ATLANTA, GA (PRWEB) December 17, 2005
More good news about salad dressings and mayonnaise: they don’t contain trans fat. The Association for Dressings and Sauces, an international trade association of salad dressing and mayonnaise manufacturers and their suppliers, wants consumers to know there are lots of benefits to consuming salads and one of the best reasons is that salad dressings and mayonnaise are, and have always been, trans fat free.
To help educate consumers about trans fat, the Association has developed educational information on their Web site, http://www.dressings-sauces.org, to answer some of the most often asked questions.
What are trans fats?

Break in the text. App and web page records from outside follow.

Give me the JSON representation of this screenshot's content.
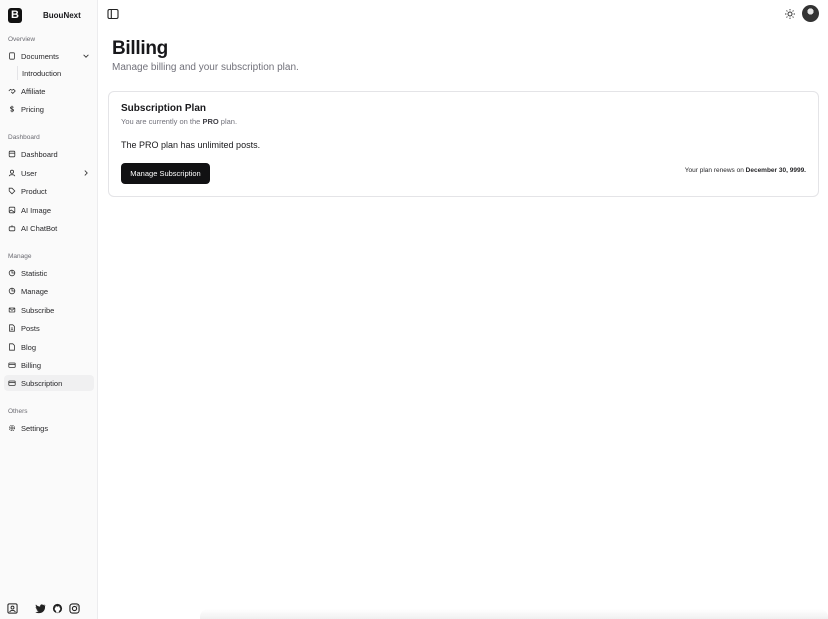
{
  "brand": {
    "logo_letter": "B",
    "name": "BuouNext"
  },
  "sidebar": {
    "groups": [
      {
        "label": "Overview",
        "items": [
          {
            "label": "Documents",
            "icon": "document-icon",
            "chevron": "down"
          },
          {
            "label": "Introduction",
            "sub": true
          },
          {
            "label": "Affiliate",
            "icon": "handshake-icon"
          },
          {
            "label": "Pricing",
            "icon": "dollar-icon"
          }
        ]
      },
      {
        "label": "Dashboard",
        "items": [
          {
            "label": "Dashboard",
            "icon": "dashboard-icon"
          },
          {
            "label": "User",
            "icon": "user-icon",
            "chevron": "right"
          },
          {
            "label": "Product",
            "icon": "tag-icon"
          },
          {
            "label": "AI Image",
            "icon": "image-icon"
          },
          {
            "label": "AI ChatBot",
            "icon": "bot-icon"
          }
        ]
      },
      {
        "label": "Manage",
        "items": [
          {
            "label": "Statistic",
            "icon": "pie-chart-icon"
          },
          {
            "label": "Manage",
            "icon": "pie-chart-icon"
          },
          {
            "label": "Subscribe",
            "icon": "mail-icon"
          },
          {
            "label": "Posts",
            "icon": "file-text-icon"
          },
          {
            "label": "Blog",
            "icon": "file-icon"
          },
          {
            "label": "Billing",
            "icon": "credit-card-icon"
          },
          {
            "label": "Subscription",
            "icon": "credit-card-icon",
            "active": true
          }
        ]
      },
      {
        "label": "Others",
        "items": [
          {
            "label": "Settings",
            "icon": "gear-icon"
          }
        ]
      }
    ],
    "footer_icons": [
      "contact-icon",
      "twitter-icon",
      "github-icon",
      "instagram-icon"
    ]
  },
  "header": {
    "toggle_icon": "sidebar-toggle-icon",
    "theme_icon": "sun-icon",
    "avatar": "user-avatar"
  },
  "page": {
    "title": "Billing",
    "subtitle": "Manage billing and your subscription plan."
  },
  "plan_card": {
    "title": "Subscription Plan",
    "desc_prefix": "You are currently on the ",
    "plan_name": "PRO",
    "desc_suffix": " plan.",
    "info": "The PRO plan has unlimited posts.",
    "button_label": "Manage Subscription",
    "renew_prefix": "Your plan renews on ",
    "renew_date": "December 30, 9999."
  }
}
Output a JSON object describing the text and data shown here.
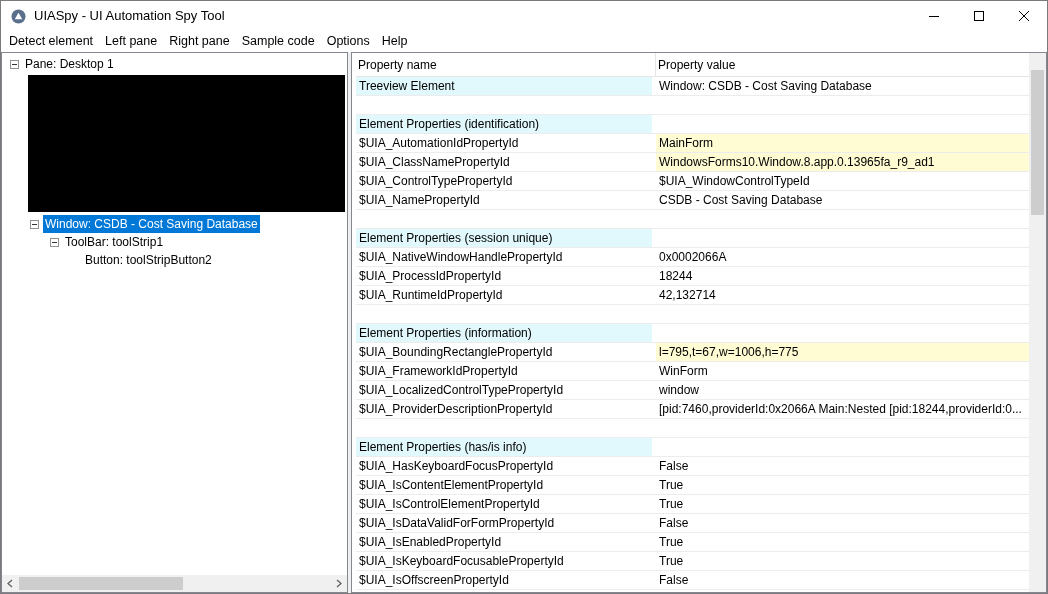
{
  "window": {
    "title": "UIASpy - UI Automation Spy Tool"
  },
  "menu": [
    "Detect element",
    "Left pane",
    "Right pane",
    "Sample code",
    "Options",
    "Help"
  ],
  "tree": [
    {
      "label": "Pane: Desktop 1",
      "expanded": true,
      "selected": false,
      "children": [
        {
          "label": "Window: CSDB - Cost Saving Database",
          "expanded": true,
          "selected": true,
          "children": [
            {
              "label": "ToolBar: toolStrip1",
              "expanded": true,
              "selected": false,
              "children": [
                {
                  "label": "Button: toolStripButton2",
                  "selected": false
                }
              ]
            }
          ]
        }
      ]
    }
  ],
  "table": {
    "columns": [
      "Property name",
      "Property value"
    ],
    "rows": [
      {
        "kind": "section",
        "name": "Treeview Element",
        "value": "Window: CSDB - Cost Saving Database"
      },
      {
        "kind": "blank"
      },
      {
        "kind": "section",
        "name": "Element Properties (identification)"
      },
      {
        "kind": "property",
        "name": "$UIA_AutomationIdPropertyId",
        "value": "MainForm",
        "highlighted": true
      },
      {
        "kind": "property",
        "name": "$UIA_ClassNamePropertyId",
        "value": "WindowsForms10.Window.8.app.0.13965fa_r9_ad1",
        "highlighted": true
      },
      {
        "kind": "property",
        "name": "$UIA_ControlTypePropertyId",
        "value": "$UIA_WindowControlTypeId",
        "highlighted": false
      },
      {
        "kind": "property",
        "name": "$UIA_NamePropertyId",
        "value": "CSDB - Cost Saving Database",
        "highlighted": false
      },
      {
        "kind": "blank"
      },
      {
        "kind": "section",
        "name": "Element Properties (session unique)"
      },
      {
        "kind": "property",
        "name": "$UIA_NativeWindowHandlePropertyId",
        "value": "0x0002066A",
        "highlighted": false
      },
      {
        "kind": "property",
        "name": "$UIA_ProcessIdPropertyId",
        "value": "18244",
        "highlighted": false
      },
      {
        "kind": "property",
        "name": "$UIA_RuntimeIdPropertyId",
        "value": "42,132714",
        "highlighted": false
      },
      {
        "kind": "blank"
      },
      {
        "kind": "section",
        "name": "Element Properties (information)"
      },
      {
        "kind": "property",
        "name": "$UIA_BoundingRectanglePropertyId",
        "value": "l=795,t=67,w=1006,h=775",
        "highlighted": true
      },
      {
        "kind": "property",
        "name": "$UIA_FrameworkIdPropertyId",
        "value": "WinForm",
        "highlighted": false
      },
      {
        "kind": "property",
        "name": "$UIA_LocalizedControlTypePropertyId",
        "value": "window",
        "highlighted": false
      },
      {
        "kind": "property",
        "name": "$UIA_ProviderDescriptionPropertyId",
        "value": "[pid:7460,providerId:0x2066A Main:Nested [pid:18244,providerId:0...",
        "highlighted": false
      },
      {
        "kind": "blank"
      },
      {
        "kind": "section",
        "name": "Element Properties (has/is info)"
      },
      {
        "kind": "property",
        "name": "$UIA_HasKeyboardFocusPropertyId",
        "value": "False",
        "highlighted": false
      },
      {
        "kind": "property",
        "name": "$UIA_IsContentElementPropertyId",
        "value": "True",
        "highlighted": false
      },
      {
        "kind": "property",
        "name": "$UIA_IsControlElementPropertyId",
        "value": "True",
        "highlighted": false
      },
      {
        "kind": "property",
        "name": "$UIA_IsDataValidForFormPropertyId",
        "value": "False",
        "highlighted": false
      },
      {
        "kind": "property",
        "name": "$UIA_IsEnabledPropertyId",
        "value": "True",
        "highlighted": false
      },
      {
        "kind": "property",
        "name": "$UIA_IsKeyboardFocusablePropertyId",
        "value": "True",
        "highlighted": false
      },
      {
        "kind": "property",
        "name": "$UIA_IsOffscreenPropertyId",
        "value": "False",
        "highlighted": false
      }
    ]
  }
}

Trans fats are unsaturated fatty acids formed when natural, liquid vegetable oils are processed to make them more solid or more stable. This processing is called hydrogenation. Trans fats also occur naturally in low amounts in some foods.
Do mayonnaise and salad dressings contain trans fat?
Trans fats are not found in mayonnaise or the vast majority of salad dressings. Natural, liquid vegetable oils versus partially hydrogenated oils are a primary ingredient in salad dressings, such as soybean, canola, corn, olive, safflower and sunflower oils. These liquid vegetable oils are naturally lower in saturated fats and are trans-fat free. Other ingredients used in some salad dressings contribute only miniscule, if any, amounts of trans fats. So load up on healthy salads and sandwiches for the holidays and as part of your New Year's resolutions and don’t hold the dressing or the mayo.
For more information or to request an informative new brochure about the health benefits of salad dressings and sauces, “The Good News About Salad Dressings and Sauces,” please visit the Association for Dressings and Sauces’ Web site at http://www.dressings-sauces.org.
The Association for Dressings and Sauces is an international trade association representing the manufacturers of salad dressings and condiment sauces and the suppliers to that industry.